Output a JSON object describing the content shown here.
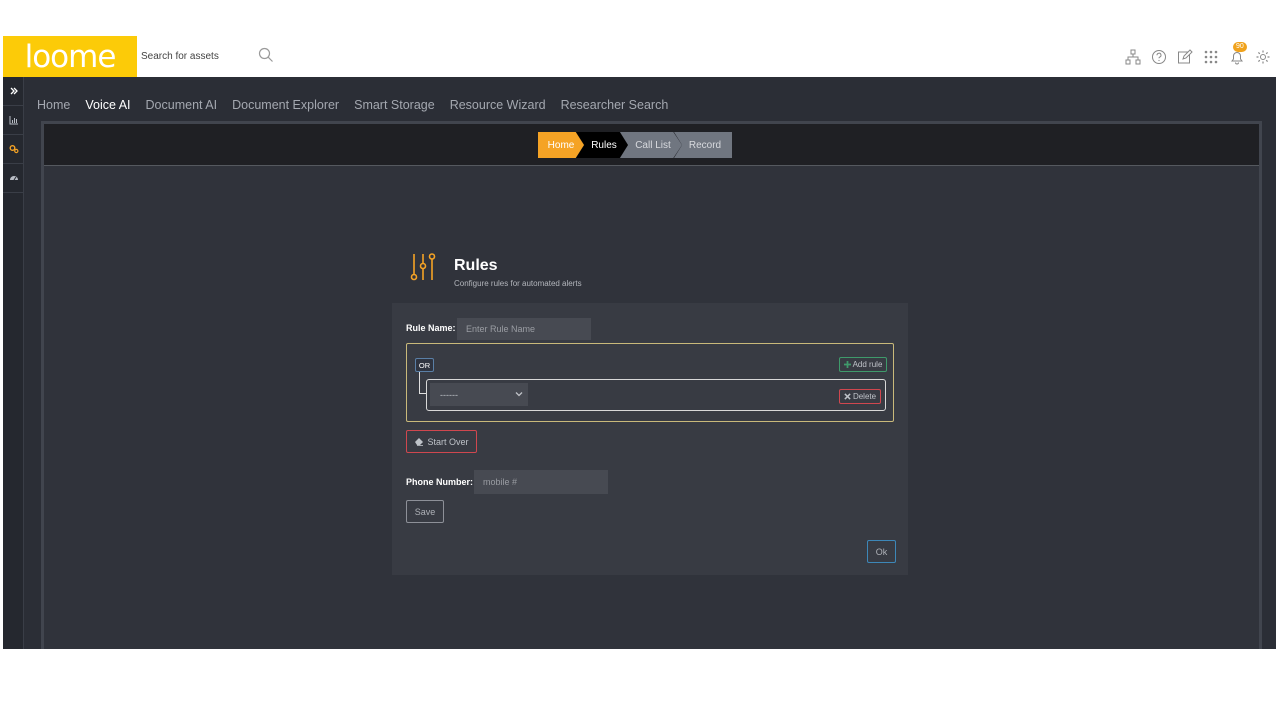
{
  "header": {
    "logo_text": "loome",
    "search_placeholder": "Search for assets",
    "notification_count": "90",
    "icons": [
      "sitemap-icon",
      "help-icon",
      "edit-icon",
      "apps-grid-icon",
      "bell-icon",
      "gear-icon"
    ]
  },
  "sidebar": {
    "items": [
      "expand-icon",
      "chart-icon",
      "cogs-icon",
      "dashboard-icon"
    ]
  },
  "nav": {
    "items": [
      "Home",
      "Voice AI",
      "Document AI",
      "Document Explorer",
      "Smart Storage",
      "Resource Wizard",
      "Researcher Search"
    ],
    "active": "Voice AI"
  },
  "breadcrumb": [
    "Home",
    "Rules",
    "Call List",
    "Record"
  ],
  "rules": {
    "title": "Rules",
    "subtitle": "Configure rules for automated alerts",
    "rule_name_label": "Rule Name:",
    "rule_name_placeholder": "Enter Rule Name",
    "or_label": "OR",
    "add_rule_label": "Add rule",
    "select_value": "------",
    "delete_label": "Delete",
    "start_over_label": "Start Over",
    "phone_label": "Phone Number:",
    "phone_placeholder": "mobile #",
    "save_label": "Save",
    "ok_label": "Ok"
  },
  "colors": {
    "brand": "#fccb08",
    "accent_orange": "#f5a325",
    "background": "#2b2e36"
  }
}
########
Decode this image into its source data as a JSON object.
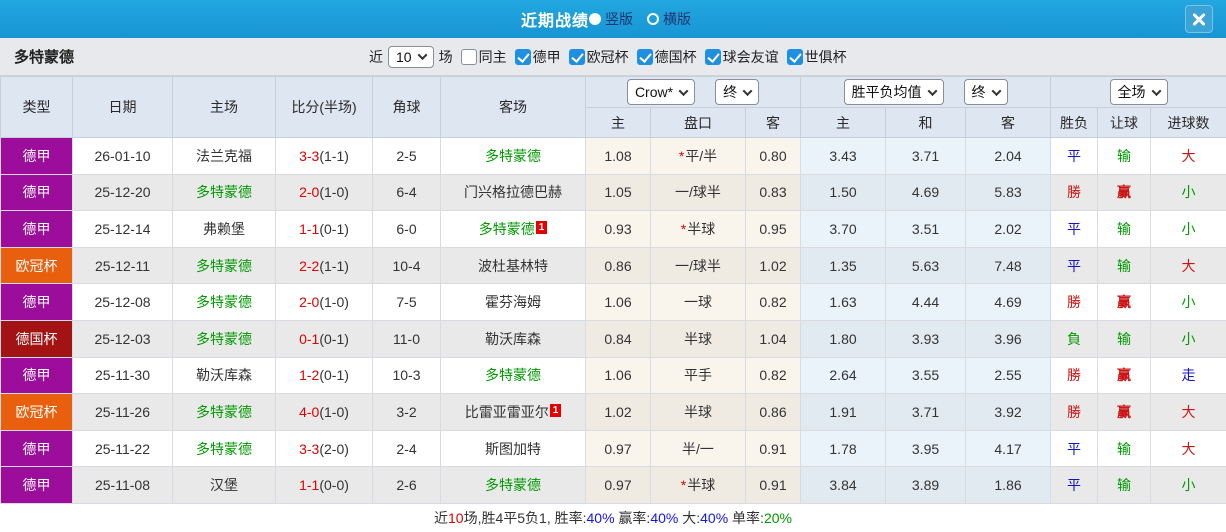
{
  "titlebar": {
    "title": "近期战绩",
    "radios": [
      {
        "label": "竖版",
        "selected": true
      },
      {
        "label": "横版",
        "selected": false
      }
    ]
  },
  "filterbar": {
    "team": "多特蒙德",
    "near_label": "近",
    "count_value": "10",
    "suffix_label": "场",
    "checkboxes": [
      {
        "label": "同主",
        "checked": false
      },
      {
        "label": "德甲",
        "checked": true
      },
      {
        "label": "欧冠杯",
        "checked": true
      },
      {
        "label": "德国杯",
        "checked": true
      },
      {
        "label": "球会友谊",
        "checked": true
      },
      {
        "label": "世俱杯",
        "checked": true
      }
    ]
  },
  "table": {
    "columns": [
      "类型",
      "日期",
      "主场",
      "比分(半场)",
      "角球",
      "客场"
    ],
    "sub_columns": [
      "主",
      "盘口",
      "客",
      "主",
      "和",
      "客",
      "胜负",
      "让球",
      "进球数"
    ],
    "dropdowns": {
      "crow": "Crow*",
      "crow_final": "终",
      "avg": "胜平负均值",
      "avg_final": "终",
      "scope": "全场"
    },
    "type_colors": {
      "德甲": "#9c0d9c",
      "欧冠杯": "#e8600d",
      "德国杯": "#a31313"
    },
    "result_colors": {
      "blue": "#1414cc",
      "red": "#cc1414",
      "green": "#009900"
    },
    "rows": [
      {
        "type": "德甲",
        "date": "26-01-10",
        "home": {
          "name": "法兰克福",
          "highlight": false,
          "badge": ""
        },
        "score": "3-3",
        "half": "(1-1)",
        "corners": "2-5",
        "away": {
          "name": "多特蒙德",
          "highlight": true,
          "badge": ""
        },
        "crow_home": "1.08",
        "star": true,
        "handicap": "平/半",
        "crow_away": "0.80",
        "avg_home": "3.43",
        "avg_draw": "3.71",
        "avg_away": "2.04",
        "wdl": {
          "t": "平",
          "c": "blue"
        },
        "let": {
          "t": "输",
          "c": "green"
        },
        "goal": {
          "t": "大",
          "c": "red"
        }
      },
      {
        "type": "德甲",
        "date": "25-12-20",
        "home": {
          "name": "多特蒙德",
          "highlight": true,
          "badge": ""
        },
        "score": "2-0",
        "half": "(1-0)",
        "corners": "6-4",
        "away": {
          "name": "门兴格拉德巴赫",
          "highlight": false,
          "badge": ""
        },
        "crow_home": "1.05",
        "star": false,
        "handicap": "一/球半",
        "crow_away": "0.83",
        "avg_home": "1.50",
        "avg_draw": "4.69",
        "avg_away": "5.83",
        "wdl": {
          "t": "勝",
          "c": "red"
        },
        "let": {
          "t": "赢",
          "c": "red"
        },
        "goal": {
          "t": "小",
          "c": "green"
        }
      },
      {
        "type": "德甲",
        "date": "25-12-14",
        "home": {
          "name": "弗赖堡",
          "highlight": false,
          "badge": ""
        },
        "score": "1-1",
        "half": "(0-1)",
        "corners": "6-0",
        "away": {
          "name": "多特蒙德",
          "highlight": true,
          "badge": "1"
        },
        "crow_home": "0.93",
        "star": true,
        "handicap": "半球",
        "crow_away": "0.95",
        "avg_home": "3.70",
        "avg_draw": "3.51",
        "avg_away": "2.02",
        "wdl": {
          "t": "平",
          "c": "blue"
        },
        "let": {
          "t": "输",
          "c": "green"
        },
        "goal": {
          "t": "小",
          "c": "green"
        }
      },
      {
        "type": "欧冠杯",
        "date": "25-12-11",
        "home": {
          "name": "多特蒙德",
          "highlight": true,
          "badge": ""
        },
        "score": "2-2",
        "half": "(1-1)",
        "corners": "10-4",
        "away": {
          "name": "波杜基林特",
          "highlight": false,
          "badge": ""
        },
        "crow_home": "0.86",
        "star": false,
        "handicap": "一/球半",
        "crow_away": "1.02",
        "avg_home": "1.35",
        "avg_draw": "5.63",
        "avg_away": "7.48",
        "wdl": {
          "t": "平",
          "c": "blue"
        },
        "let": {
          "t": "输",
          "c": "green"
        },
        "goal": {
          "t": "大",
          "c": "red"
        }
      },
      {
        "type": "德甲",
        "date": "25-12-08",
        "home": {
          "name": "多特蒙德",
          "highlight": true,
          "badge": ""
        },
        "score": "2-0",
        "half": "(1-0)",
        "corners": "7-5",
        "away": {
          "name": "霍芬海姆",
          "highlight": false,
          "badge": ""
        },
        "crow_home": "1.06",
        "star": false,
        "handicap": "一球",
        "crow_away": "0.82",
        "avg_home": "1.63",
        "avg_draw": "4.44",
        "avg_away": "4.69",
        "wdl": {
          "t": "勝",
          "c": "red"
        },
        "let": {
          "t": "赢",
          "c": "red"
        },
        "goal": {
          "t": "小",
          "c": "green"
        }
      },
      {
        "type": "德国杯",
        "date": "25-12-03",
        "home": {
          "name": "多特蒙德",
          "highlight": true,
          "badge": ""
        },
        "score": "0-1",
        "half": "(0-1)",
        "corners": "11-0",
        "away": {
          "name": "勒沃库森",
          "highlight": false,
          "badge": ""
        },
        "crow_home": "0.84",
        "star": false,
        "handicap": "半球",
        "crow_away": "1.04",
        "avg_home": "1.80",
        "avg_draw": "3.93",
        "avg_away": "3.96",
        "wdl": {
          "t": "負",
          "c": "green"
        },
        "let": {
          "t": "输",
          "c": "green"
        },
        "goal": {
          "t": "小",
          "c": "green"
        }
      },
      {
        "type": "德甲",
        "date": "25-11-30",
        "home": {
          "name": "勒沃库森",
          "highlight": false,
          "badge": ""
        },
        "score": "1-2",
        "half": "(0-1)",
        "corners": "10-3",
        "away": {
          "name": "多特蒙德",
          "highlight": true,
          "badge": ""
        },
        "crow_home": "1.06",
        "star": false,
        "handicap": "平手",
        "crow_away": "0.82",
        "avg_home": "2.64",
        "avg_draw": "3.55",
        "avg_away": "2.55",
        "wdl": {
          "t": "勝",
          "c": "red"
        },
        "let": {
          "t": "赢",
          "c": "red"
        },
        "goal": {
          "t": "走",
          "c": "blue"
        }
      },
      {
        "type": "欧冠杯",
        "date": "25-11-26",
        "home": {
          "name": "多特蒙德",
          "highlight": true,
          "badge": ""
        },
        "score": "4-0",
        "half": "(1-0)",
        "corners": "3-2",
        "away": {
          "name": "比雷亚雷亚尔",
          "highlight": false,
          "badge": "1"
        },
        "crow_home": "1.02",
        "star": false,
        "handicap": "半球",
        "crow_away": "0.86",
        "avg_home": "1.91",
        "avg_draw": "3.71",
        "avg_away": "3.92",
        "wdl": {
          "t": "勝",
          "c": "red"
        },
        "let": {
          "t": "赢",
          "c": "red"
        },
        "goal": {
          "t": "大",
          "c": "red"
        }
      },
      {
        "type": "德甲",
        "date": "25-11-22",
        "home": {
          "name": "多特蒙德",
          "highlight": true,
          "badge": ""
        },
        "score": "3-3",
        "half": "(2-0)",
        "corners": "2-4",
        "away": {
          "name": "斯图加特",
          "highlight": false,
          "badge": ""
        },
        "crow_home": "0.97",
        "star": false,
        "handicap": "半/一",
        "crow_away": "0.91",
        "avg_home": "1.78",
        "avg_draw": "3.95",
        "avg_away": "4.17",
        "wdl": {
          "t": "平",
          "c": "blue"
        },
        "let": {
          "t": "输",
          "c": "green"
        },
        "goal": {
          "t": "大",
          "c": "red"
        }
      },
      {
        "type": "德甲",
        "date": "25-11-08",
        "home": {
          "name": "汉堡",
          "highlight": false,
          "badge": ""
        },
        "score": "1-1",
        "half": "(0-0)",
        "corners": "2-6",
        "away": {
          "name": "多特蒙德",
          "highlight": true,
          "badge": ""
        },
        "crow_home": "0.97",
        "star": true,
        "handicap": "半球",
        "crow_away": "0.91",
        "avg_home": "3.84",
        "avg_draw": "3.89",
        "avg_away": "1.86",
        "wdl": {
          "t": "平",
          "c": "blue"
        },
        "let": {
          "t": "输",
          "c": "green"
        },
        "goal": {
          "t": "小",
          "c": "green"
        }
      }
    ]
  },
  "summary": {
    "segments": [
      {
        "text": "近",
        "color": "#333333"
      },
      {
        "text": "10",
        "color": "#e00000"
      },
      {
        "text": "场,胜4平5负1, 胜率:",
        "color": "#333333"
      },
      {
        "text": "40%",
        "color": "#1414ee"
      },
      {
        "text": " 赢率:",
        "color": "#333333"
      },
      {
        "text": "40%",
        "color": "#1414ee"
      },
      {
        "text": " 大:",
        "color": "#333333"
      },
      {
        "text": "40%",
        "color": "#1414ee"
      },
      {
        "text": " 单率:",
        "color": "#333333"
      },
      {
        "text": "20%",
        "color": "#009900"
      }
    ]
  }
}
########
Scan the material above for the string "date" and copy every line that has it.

        "date": "26-01-10",
        "date": "25-12-20",
        "date": "25-12-14",
        "date": "25-12-11",
        "date": "25-12-08",
        "date": "25-12-03",
        "date": "25-11-30",
        "date": "25-11-26",
        "date": "25-11-22",
        "date": "25-11-08",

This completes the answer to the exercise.